The director of the ECLJ says that the ECHR has such an influence that "finally, the regulation of abortion is progressively taken away from legislators" […] "whose decision based on principle to permit or refuse abortion is no longer truly sovereign, since all the Court has to do is to declare that there exists a ‘right to abortion’ in Ireland for this affirmation to be regarded an authentic new interpretation of the Irish Constitution," even though on three occasions, in 1983, 1992 and 2002, Ireland voted against abortion in a referendum. 
In the light of this development, Grégor Puppinck asks: "Why is there such pressure brought to bear on Ireland and Poland when these two countries are among the best in the world when it comes to maternal health care, far ahead of France and the United States? Why transfer to a judge the responsibility of the doctor when the appreciation of the medical need for an abortion depends on the scientific competence of the doctor?
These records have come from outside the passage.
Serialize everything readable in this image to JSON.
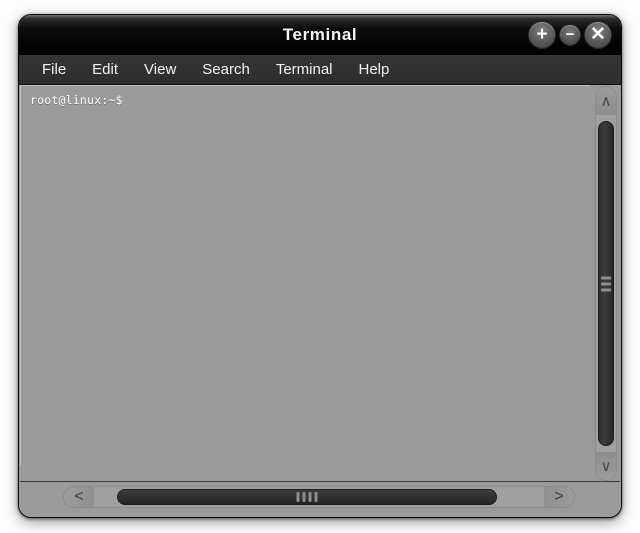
{
  "window": {
    "title": "Terminal",
    "buttons": [
      {
        "name": "maximize",
        "glyph": "+",
        "size": "big"
      },
      {
        "name": "minimize",
        "glyph": "−",
        "size": "small"
      },
      {
        "name": "close",
        "glyph": "✕",
        "size": "big"
      }
    ]
  },
  "menubar": {
    "items": [
      {
        "label": "File"
      },
      {
        "label": "Edit"
      },
      {
        "label": "View"
      },
      {
        "label": "Search"
      },
      {
        "label": "Terminal"
      },
      {
        "label": "Help"
      }
    ]
  },
  "terminal": {
    "prompt": "root@linux:~$",
    "lines": [
      "root@linux:~$"
    ],
    "background_color": "#9a9a9a",
    "text_color": "#ffffff"
  },
  "scrollbars": {
    "vertical": {
      "up_glyph": "∧",
      "down_glyph": "∨",
      "grip_lines": 3
    },
    "horizontal": {
      "left_glyph": "<",
      "right_glyph": ">",
      "grip_lines": 4
    }
  },
  "colors": {
    "titlebar": "#000000",
    "menubar": "#2f2f2f",
    "window_body": "#9a9a9a",
    "desktop": "#fdfdfd",
    "scroll_thumb": "#2e2e2e"
  }
}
Why is it urgent to legalise abortion? Why has the Ministerial Committee classified the monitoring of these cases as a ‘priority’ whereas so many serious cases of torture, disappearances and killings are handled at a leisurely pace?"  Grégor Puppinck opines that this evolution is "probably" due to the fact that "abortion profoundly determines our culture: its legalisation is regarded as a rite of passage in postmodernity, as it implies the domination of the individual will over life, the triumph of subjectivity over objectivity." But the director of the ECLJ concludes by pointing out that "this process is not inevitable, as it depends on the strength of the political will of the Irish and Polish governments which can remind the Council of Europe that their countries never committed themselves to legalise abortion when they ratified the European Convention on Human Rights."

Share this article